The nuance between appropriate noise — otherwise called clapping and rooting someone on — and actions taken to degrade a person by verbal abuse — should be clear to all sensible people. Bethpage is wrongly perceived as being the bastion where crazed Long Island golf fans rule the roost. That kind of connection — real or perceived — needs to be emphatically rejected. The issue for those running the PGA Championship is a simple one — get control of the situation and send a clear and powerful message that past actions will not be tolerated.

Ian Poulter, WGC-Bridgestone Invitational 2018 (Andrew Matthews/PA)
Ian Poulter (Andrew Matthews/PA)

The vast majority of Long Islanders are there to root for top quality golf. No doubt there are fan favorites with the likes of Tiger Woods and Phil Mickelson leading the way. But, the “look the other way” approach needs to be nipped in the bud and showing that this week at Bethpage would be a strong message not only for this week’s event but with the Ryder Cup just five years away.

Unfortunately, when you permit unlimited alcohol sales you get people who believe they’re entitled to act like a donkey’s behind. When officials permit these libations to be guzzled time after time they are countenancing the actions that follow. Cutting off alcohol sales is extreme but frankly is long overdue.

There’s no question it’s incredibly hard for any golfer to cocoon himself off when fans are so nearby at every hole. But I urge those at Bethpage not to have rabbit’s ears and allow a few to influence their play. In recent events players have notified officials of fans who have gone beyond appropriate noise into the nuisance category. When that happens the violators need to be tossed promptly. Golf is a gentleman’s game and it does not bode well for those competing to sink to the same level and look to take matters into their hands as Norman was wont to do in 1986. 

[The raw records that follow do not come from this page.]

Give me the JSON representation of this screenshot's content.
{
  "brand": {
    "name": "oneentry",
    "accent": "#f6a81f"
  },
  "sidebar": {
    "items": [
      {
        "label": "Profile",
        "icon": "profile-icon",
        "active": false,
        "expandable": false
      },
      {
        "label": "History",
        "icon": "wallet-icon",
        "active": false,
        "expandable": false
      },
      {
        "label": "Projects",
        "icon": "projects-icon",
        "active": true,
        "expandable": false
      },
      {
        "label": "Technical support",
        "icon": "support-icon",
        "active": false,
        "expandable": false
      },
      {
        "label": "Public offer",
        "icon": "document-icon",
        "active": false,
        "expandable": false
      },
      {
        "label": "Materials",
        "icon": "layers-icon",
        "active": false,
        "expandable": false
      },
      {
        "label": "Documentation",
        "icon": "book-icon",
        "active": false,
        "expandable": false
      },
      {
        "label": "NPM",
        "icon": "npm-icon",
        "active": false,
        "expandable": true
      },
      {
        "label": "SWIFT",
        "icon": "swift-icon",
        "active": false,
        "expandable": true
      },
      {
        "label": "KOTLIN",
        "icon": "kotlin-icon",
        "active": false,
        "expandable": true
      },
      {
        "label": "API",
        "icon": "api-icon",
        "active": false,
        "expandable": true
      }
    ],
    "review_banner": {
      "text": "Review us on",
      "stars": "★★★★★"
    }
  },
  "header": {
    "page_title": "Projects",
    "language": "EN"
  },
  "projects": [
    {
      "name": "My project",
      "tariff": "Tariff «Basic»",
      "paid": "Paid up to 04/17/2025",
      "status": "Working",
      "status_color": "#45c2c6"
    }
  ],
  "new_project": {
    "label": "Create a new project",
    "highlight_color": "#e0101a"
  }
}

Bethpage is not a private club — the regulars who play there come from a wide variety of jobs and many are indeed blue collar folks who certainly don’t fit the profile of your country club type. These folks know the many fine points of the Black having played the course countless times over the years and there are times when these same individuals will feel a compunction to weigh in on what a player should do. Bethpage has been rightly called, “The People’s Country Club,” and the connection engendered brought many people into the sport over the years. My father, a machinist by trade, was one of those for sure.

The line between appropriate noise and outright nuisance is never an easy one to draw and I hope officials don’t crack down to the point of overkill. Common sense has not been followed in the situations I outlined earlier and Bethpage can be the line in the sand where serious and blatant abuses are stopped once and for all.

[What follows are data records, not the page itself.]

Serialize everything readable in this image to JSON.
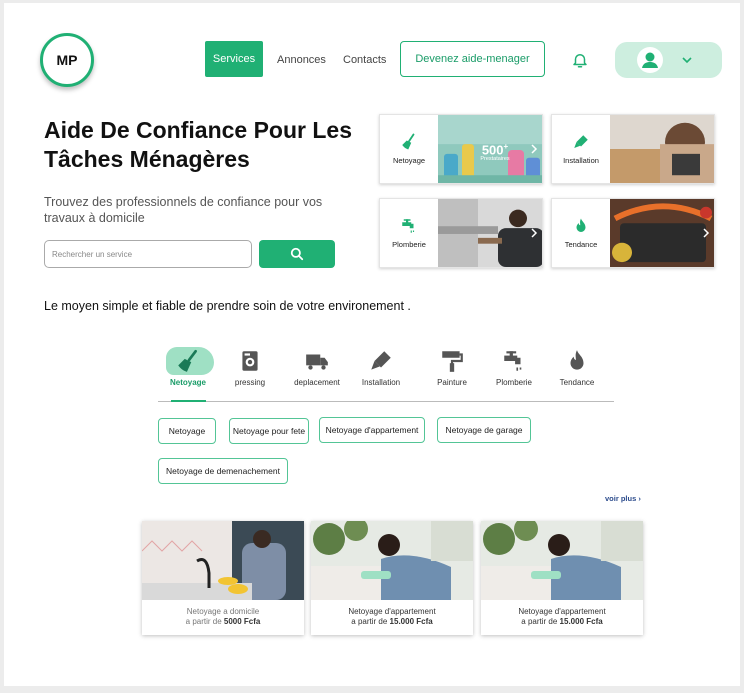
{
  "header": {
    "logo_text": "MP",
    "nav": {
      "services": "Services",
      "annonces": "Annonces",
      "contacts": "Contacts"
    },
    "cta": "Devenez aide-menager"
  },
  "hero": {
    "title": "Aide De Confiance Pour Les Tâches Ménagères",
    "subtitle": "Trouvez des professionnels de confiance pour vos travaux à domicile",
    "search_placeholder": "Rechercher un service"
  },
  "categories": [
    {
      "label": "Netoyage",
      "icon": "broom-icon",
      "promo_number": "500",
      "promo_sup": "+",
      "promo_text": "Prestataires"
    },
    {
      "label": "Installation",
      "icon": "glue-icon"
    },
    {
      "label": "Plomberie",
      "icon": "faucet-icon"
    },
    {
      "label": "Tendance",
      "icon": "fire-icon"
    }
  ],
  "tagline": "Le moyen simple et fiable de prendre soin de votre environement .",
  "tabs": [
    {
      "label": "Netoyage",
      "icon": "broom-icon"
    },
    {
      "label": "pressing",
      "icon": "washing-machine-icon"
    },
    {
      "label": "deplacement",
      "icon": "truck-icon"
    },
    {
      "label": "Installation",
      "icon": "glue-icon"
    },
    {
      "label": "Painture",
      "icon": "paint-roller-icon"
    },
    {
      "label": "Plomberie",
      "icon": "faucet-icon"
    },
    {
      "label": "Tendance",
      "icon": "fire-icon"
    }
  ],
  "active_tab": "Netoyage",
  "chips": [
    "Netoyage",
    "Netoyage pour fete",
    "Netoyage d'appartement",
    "Netoyage de garage",
    "Netoyage de demenachement"
  ],
  "voir_plus": "voir plus",
  "products": [
    {
      "line1": "Netoyage a domicile",
      "line2_prefix": "a partir de ",
      "price": "5000 Fcfa"
    },
    {
      "line1": "Netoyage d'appartement",
      "line2_prefix": "a partir de ",
      "price": "15.000 Fcfa"
    },
    {
      "line1": "Netoyage d'appartement",
      "line2_prefix": "a partir de ",
      "price": "15.000 Fcfa"
    }
  ],
  "colors": {
    "brand": "#20b074",
    "brand_light": "#cdeedf",
    "link": "#2b4b8c"
  }
}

The thing about New York fans is if you show an effort to connect the bond will be forever strong. If you opt to build a wall — no pun intended to those in political office now — you’re bound to create a tension environment and ramp up the “Bronx cheers” you’ll be hammered with. With the PGA Championship set to begin I’m seriously hoping Bethpage is ground zero for a new start on what is clearly overdue in happening. Frank Sinatra was famous when singing “New York New York” that “if I can make it there I can make it anywhere”. So true. Now let the golf be the storyline for a course and a part of America that clearly has added much to the game loved by millions around the world. The ball is now on the tee for that to happen.